Electromobility has been a strongly growing market for years. This is the reason for the demand for battery technology and electric components continue to increase. In these technologies, the material copper is indispensable due to its high electrical conductivity. With the same electrical conductivity, substituting aluminum to copper leads to a reduction in costs and weight. For example, substitution is not possible at connecting points, therefore dissimilar aluminum-copper joints are highly important. In micro processing, pulsed laser beam welding is applied to achieve a slender weld seam. However, the mixing of both joining partners leads to the formation of intermetallic phases during welding. This requires a precise detection of the process stage in order to limit the weld seam depth close to the interface between both materials.

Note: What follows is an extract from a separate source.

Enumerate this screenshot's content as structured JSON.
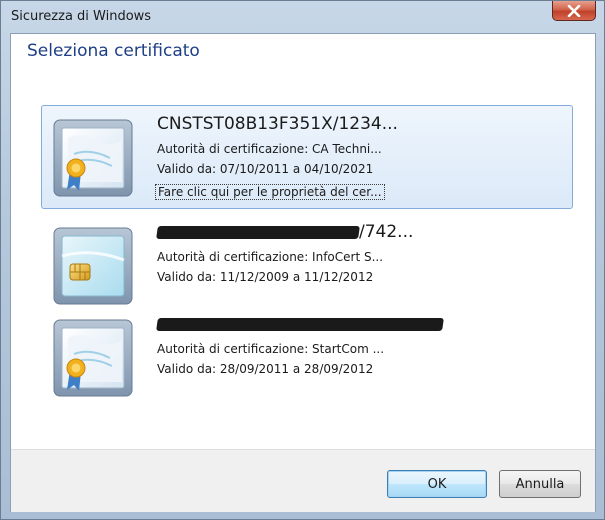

In this paper, a pulsed laser welding process between aluminum and copper was tested by using a fiber laser (IPG-YLM- 450/4500-QCW, pulse duration < 10 ms). The optical spectrum of the welding process was detected by spectrometers in the visible light range. When aluminum is welded with copper, the wavelength spectrum changes due to the material dependent emission. The maxima within the wavelengths of each joining partner could thus be determined and transferred to photodiodes with suitable bandpass filters. This leads to an increase of the temporal resolution during the measurement compared to spectrometers, allowing the analyzation of the time-related signal characteristics. A difference between heat conduction welding and deep welding as well as the transition from upper to lower sheet metal could be determined.